→ Action item: All lines of the listing that contain "Record" should be shown in full.

→ Data for review:
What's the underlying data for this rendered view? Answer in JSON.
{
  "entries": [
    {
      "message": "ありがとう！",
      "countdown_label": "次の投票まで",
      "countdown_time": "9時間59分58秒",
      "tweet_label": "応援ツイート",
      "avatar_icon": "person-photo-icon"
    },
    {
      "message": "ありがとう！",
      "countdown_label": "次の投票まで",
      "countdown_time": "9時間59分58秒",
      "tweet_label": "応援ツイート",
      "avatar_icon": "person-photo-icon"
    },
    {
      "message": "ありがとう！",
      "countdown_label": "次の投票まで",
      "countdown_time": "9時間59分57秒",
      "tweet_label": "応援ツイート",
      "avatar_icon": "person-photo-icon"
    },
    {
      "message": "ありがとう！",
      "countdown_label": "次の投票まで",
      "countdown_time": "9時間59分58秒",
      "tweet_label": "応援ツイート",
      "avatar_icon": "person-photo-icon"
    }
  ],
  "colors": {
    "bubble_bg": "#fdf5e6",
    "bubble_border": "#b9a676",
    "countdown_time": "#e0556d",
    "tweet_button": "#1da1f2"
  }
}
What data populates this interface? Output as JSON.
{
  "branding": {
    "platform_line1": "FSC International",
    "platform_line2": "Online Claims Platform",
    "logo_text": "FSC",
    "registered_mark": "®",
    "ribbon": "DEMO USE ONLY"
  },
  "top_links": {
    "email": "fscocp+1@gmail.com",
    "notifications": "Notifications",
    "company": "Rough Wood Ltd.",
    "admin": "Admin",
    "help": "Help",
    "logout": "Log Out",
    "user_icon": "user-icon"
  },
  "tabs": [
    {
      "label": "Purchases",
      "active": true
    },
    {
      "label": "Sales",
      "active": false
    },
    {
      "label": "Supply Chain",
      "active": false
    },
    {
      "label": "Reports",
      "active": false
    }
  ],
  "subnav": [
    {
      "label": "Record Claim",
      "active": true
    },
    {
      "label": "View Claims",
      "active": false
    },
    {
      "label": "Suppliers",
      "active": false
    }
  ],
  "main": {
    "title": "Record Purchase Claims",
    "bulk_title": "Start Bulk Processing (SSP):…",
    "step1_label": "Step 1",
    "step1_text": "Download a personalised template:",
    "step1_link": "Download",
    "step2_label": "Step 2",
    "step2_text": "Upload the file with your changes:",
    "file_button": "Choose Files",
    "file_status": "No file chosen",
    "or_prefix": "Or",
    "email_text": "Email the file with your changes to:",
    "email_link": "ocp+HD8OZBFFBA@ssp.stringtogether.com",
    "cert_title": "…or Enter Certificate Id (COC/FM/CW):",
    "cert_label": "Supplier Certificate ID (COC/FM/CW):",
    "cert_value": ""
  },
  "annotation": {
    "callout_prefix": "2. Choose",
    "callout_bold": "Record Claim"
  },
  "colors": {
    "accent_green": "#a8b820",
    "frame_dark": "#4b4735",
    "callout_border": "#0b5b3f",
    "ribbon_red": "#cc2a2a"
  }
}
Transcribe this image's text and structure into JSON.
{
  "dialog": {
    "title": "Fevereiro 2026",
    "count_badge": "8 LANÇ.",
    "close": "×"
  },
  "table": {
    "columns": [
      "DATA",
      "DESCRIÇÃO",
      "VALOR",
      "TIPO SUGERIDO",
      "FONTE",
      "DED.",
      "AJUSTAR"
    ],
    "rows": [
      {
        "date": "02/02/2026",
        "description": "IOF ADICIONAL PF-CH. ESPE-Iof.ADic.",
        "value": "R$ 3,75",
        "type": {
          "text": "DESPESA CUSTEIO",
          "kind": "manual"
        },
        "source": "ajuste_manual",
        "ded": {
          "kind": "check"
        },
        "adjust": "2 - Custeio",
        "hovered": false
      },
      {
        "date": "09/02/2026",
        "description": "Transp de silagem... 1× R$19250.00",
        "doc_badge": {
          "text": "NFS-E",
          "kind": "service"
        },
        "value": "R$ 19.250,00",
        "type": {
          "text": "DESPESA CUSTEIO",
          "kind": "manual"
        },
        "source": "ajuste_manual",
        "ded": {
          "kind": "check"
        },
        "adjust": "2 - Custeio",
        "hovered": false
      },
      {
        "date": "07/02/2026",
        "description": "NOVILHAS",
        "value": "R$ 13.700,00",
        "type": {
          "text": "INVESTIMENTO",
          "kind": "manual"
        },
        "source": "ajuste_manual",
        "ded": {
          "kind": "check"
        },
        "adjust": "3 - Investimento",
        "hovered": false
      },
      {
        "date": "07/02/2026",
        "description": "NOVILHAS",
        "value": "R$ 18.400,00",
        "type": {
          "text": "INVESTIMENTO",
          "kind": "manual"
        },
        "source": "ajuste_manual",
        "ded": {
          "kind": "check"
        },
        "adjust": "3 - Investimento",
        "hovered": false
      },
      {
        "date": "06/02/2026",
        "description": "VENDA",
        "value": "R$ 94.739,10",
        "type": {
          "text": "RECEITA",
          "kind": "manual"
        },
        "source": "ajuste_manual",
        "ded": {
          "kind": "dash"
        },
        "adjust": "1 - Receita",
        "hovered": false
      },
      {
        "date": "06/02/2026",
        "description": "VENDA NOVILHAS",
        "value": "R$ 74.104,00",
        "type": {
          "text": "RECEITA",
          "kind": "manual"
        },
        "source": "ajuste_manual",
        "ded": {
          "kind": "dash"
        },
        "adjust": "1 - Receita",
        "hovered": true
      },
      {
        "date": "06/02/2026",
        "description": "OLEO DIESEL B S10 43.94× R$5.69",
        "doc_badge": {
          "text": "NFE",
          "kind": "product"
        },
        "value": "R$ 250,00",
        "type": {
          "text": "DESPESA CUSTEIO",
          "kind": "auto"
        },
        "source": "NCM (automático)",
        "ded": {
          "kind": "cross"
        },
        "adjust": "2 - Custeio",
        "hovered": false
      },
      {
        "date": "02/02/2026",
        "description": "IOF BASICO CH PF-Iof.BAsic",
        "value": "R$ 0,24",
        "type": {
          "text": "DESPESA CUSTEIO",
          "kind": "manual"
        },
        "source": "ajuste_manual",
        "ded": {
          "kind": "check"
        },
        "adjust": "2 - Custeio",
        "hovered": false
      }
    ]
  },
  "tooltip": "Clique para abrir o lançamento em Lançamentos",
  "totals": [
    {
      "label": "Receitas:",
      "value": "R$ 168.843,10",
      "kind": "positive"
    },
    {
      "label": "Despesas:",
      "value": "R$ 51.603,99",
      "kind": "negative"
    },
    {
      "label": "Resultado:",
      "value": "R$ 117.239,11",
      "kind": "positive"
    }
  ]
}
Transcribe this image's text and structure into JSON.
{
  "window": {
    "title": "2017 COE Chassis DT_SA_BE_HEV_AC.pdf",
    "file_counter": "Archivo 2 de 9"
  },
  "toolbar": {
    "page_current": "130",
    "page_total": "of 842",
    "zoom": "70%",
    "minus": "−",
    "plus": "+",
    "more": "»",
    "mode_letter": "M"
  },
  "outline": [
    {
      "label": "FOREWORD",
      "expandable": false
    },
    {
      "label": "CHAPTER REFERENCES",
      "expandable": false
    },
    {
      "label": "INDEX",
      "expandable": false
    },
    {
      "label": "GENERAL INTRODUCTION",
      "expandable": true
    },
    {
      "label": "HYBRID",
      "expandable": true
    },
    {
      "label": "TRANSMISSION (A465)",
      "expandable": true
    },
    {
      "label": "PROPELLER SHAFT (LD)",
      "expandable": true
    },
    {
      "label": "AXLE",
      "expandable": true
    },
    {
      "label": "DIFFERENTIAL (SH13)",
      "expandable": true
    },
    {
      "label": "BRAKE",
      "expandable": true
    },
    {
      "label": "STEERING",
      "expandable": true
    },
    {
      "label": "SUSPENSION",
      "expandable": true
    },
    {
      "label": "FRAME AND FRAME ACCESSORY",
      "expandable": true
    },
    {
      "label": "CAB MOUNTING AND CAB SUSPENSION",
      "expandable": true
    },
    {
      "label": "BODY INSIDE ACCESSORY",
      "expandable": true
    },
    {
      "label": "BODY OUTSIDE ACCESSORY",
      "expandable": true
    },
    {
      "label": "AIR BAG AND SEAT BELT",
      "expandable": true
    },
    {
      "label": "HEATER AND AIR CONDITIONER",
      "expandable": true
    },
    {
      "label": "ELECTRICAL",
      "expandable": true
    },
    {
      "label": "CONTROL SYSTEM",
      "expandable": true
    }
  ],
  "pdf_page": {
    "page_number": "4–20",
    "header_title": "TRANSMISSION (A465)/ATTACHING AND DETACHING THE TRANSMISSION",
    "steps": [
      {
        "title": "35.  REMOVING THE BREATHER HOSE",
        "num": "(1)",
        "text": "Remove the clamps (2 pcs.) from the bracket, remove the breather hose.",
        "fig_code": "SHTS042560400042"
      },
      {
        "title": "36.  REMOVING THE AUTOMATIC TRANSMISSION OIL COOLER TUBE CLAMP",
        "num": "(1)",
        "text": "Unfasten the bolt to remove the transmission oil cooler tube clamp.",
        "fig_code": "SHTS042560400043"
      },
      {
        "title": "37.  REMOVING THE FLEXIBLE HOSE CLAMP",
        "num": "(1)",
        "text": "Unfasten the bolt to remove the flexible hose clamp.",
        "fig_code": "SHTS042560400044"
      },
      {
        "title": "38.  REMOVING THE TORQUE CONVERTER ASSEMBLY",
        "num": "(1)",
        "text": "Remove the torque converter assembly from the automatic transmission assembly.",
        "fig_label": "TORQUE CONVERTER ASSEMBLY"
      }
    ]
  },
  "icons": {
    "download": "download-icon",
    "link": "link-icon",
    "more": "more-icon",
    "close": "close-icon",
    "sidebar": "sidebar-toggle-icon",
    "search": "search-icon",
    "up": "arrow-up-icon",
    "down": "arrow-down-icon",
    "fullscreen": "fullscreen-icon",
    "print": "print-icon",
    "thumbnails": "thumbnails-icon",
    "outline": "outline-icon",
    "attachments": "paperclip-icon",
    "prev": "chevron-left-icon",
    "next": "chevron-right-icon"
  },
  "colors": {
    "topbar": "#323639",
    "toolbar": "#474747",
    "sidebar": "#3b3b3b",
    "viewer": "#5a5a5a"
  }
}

→ Task output:
      "label": "Record Claim",
    "title": "Record Purchase Claims",
    "callout_bold": "Record Claim"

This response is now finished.